Phipps describes his arrival with the first fifteen soldiers at Camp Hereford (400th MPEG). When the first Italians arrived, the guards had no ammunition. Describes separation of prisoners into different compounds: one, "brown shirts"; two, workers in the fields; three, empty; four, officers.

Description of "brown shirt" hostility. Denies famine stories. Anecdote of the Italian general who didn't sign out and his punishment (as well as that of the American officer of the day). Story of discovery of the escape tunnel. Prisoner's knowledge of train schedules. Discusses camp incidents. Sick call malingering which with a change of command was solved with dosings of castor oil.

Chooses to come to Hereford after being wounded as an engineer. Had prisoner assistants: interpreter and company clerk. No rank in compound; everyone a POW. Cartoon book done by company clerk Angelo Notoli of himself (Phipps) dealing with POWs. Also a portrait painted of Phipps.
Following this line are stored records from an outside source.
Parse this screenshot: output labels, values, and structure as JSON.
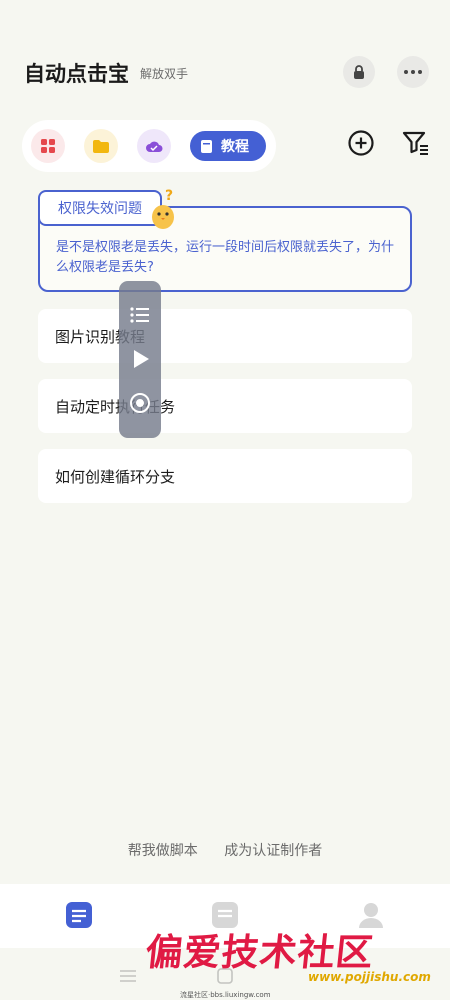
{
  "header": {
    "title": "自动点击宝",
    "subtitle": "解放双手"
  },
  "tabs": {
    "active_label": "教程"
  },
  "featured": {
    "tag": "权限失效问题",
    "description": "是不是权限老是丢失，运行一段时间后权限就丢失了，为什么权限老是丢失?"
  },
  "list": [
    {
      "label": "图片识别教程"
    },
    {
      "label": "自动定时执行任务"
    },
    {
      "label": "如何创建循环分支"
    }
  ],
  "bottom_links": {
    "make_script": "帮我做脚本",
    "become_author": "成为认证制作者"
  },
  "watermark": {
    "text": "偏爱技术社区",
    "url": "www.pojjishu.com",
    "small": "流星社区·bbs.liuxingw.com"
  },
  "colors": {
    "accent": "#4460d4",
    "background": "#f6f7f1"
  },
  "icons": {
    "lock": "lock-icon",
    "more": "more-icon",
    "add": "plus-circle-icon",
    "filter": "filter-icon"
  }
}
Discusses division between "brown shirts" and communists. Hands off policy with Compound One ("brown shirts"). Fire department not allowed into compound story.

Idiosyncrasies of camp commanders. Col. Hall feuding with the preachers. Prisoner religious services. Captioned movies.

Five prisoners died at Hereford. Guard passes out from heat on field detail and prisoners give him back his gun. Tunnel story, Compound Four. Field detail guard ratio: one to fifteen/twenty prisoners. Mail censoring duties. Searching prisoner packages. V-mail letters after the war to Hereford resident.

Prisoners were treated with respect and without respect to rank. One escapee made it "downstate" before being returned to camp. One hid under the hospital building. Escapees might hitchhike or possibly have help from relatives.

Tape 1, Side B

Relatives were allowed to come and visit POWs. Had a visitation area.

Phipps left in February and camp closed in April [1946].

Close-knit camp administration. Officers had to see NCOs to get anything. Jake Shyrock, quartermaster; mess sergeants. Camp commander's steaks story. Procuring rationed items was not a problem. Sugar for girlfriends' home. Lieutenant Brown's morning hike made men miss breakfast. Technical Sergeant Jimmy Trindele, commissary and officer's club. Enjoyed Compound Four duty more than post office. Camp commander's wife's visit story [enlisted men's revenge]. Civilians would bring their own alcohol to the officers' club because the county was dry; purchased booze in Clovis. Works as a bartender. Postwar POW contact. Interpreter's wife came back to visit. Letter from Emilio Jury (in possession of interviewers). Participated in interviews by college students from Canyon, Tex., and has written some articles.

Had a POW-made cigarette lighter nd has a twin-engine aluminum airplane model. POW-made ring from a dime was given to their youngest daughter. Craftsmanship.

Possible additional contact: Waylon Smith, Amarillo. The farmers are long gone. Grace Covington is at the hospital on Mondays; her husband worked at the camp.

First he held the postmaster job first; then assumed first sergeant duties. Two years at postmaster job. First sergeant duties—check food delivered, clothing needs. Digresses to tell of a prank, molasses-in-the-shoes trick and a second prank, bed and mattress in the latrine.